There is a great deal to share about sailing in Alaska and getting here. The experiences along the way may be helpful to those intent on following the routes.
It was July of 1996 the first time I transited the Panama Canal. I sailed in from St. Croix, USVI about 1,100 miles across the middle of the Caribbean Sea in 10 days aboard an OutIsland 41 ketch. In the trades, we had a couple of 180 nm plus days. There were two nights with Armageddon lightening around the boat within the Intertropical Convergence Zone (ITZ), an unsettled region of the globe near the equator that is full of thunderstorms and usually absent of wind. The lightning was personally unsettling. Landfall was actually made on the island of Provo in The San Blas Islands about 50 miles southeast of Colon at the canal entrance.
We had spent the previous year around eastern Puerto Rico and the Virgin Islands surviving a couple of difficult hurricane tours. Do not stay in hurricane alley during the season if you have a choice.

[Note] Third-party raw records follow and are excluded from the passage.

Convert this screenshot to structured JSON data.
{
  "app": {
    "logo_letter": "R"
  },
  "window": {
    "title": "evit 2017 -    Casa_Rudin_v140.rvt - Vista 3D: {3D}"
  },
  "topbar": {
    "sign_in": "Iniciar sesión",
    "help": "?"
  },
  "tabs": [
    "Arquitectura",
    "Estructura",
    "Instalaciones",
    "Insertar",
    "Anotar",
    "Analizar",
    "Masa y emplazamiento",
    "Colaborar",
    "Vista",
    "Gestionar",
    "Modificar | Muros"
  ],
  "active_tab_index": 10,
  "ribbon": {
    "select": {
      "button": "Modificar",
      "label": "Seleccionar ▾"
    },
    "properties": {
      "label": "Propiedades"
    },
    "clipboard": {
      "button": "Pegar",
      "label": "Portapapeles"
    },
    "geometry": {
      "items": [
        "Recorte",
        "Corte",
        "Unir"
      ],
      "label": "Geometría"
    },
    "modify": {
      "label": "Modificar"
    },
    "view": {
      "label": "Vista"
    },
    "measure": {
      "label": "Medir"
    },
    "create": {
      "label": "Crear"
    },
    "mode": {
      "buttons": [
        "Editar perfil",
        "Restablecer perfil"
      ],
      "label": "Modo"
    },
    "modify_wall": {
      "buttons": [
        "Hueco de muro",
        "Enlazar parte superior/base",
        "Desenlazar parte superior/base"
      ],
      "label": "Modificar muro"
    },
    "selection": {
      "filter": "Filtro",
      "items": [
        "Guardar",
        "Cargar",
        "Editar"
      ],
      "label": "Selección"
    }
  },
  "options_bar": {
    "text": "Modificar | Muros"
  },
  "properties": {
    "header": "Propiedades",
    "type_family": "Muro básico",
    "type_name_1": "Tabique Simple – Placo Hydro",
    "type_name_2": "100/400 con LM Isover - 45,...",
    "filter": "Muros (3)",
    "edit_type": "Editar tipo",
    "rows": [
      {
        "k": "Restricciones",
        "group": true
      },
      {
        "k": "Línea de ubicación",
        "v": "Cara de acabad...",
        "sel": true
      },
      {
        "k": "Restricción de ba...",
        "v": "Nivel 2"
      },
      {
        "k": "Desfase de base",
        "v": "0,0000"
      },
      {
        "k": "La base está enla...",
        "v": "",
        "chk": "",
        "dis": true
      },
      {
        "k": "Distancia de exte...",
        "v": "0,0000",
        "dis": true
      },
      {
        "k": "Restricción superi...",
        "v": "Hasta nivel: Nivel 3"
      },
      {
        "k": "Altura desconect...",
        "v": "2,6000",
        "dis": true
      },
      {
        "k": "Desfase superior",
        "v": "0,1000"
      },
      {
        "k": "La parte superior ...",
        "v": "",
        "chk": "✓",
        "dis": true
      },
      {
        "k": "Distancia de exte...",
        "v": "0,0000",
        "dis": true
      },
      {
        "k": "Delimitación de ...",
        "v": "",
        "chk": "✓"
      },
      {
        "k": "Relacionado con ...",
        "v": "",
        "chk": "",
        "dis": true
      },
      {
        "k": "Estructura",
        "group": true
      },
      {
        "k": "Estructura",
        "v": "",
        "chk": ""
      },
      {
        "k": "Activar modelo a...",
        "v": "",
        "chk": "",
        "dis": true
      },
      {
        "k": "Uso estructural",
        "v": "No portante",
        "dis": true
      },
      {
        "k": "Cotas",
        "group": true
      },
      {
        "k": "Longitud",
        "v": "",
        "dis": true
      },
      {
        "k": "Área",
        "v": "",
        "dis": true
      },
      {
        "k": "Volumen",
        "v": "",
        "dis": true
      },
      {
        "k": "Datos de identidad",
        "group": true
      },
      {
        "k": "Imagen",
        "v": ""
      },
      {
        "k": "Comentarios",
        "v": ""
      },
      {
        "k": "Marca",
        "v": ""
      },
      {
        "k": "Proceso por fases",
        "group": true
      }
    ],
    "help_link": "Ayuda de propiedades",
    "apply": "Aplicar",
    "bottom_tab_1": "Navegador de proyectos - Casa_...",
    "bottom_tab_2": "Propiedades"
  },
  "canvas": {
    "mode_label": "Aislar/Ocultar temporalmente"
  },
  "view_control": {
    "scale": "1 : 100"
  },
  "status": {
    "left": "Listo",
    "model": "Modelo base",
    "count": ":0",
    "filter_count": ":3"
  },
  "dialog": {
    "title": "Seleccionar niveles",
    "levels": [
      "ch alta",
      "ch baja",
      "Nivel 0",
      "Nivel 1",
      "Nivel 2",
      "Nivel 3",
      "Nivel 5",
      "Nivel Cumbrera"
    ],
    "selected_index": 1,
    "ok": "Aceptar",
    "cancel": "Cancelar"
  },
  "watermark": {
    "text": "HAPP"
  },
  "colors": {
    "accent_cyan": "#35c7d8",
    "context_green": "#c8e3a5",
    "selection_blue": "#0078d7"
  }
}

Five days after completing nine months of storm damage repair sustained by a direct hit, we fled the USVI four days into the 96’ hurricane season. St. Thomas was blasted directly by Bertha less than a week after we left. Assurances from other cruisers that it was “so early” in the season meant nothing to us after what we had been through during Louis and Marilyn and in the 3rd world aftermath of detestation.
Provo in the San Blas has a South Pacific like beauty with turquoise waters and lush tropical foliage. Before the anchor hit the bottom, the native population swarmed the boat in wooden canoes filled with children, teens and women in traditional Kuna Indian attire. I felt like Captain Bly going ashore on Tahiti in “The Bounty” motion picture with Mel Gibson and Anthony Hopkins. It didn’t take long before the boat was full of about 20 happy, laughing guests in brilliant traditional colors. I could have been 1780 if I did not know better.
We didn’t speak the language but the fun was in establishing an agreeable trade dialogue nonetheless. These people were very friendly and vibrant. Their Items being sold of interest to us were called Molas, a hand made textile that comprises sections of traditional women’s clothing.
I cleared customs and immigration in Provo but would would have to do it again in Colon. A stop in the welcoming San Blas paradise was so appreciated when we saw the conditions in the poor sketchy city of Colon. The San Blas are a must see if crushing the Caribbean side of Central America.
In 96, Panama was more economically depressed than it is today. Being on the streets of Colon felt risky. Depending where you are, it still does today. In 96’ there was lingering resentment toward Americans by some people over the 1989 US invasion and it was strongly voiced on a few occasions, particularly by the canal authority pilot during the canal transit. We did not encounter this a few years ago.
In 96’ at the ends of the aisles in grocery stores, stood guards with automatic weapons. Flies crawled on the meat. The general feeling was “let’s get out.” Today, the stores are much more like those at home and getting what you need is not too difficult. The economy exploded after the US turned the canal over to Panama.
In 96’ we anchored out by an old Colon yacht club with no docks. During the night someone boarded. I retrieved the shot gun and carefully went out and to find the dinghy painter cut and holding by a thread. Just at the edge of my visibility in the black night I saw a small row boat rushing away. I pursued him and let him know we were armed, driving him a good mile away from the anchorage. We never again left the dinghy in the water at night.
Today, there is a modern marina facility with a haul out and yard services. Shelter Bay Marina is to port not far away as one enters the canal from the Caribbean. It is well protected and gated on land. It sits in a tranquil jungle on the site of the old US Army Fort Sherman, that was turned over to Panama in 1999. It had guarded Toro Point in WWI and its ruins are an interesting exploration with Howler Monkeys in the jungle canopy above.
Part 2 – The Panama Canal Transit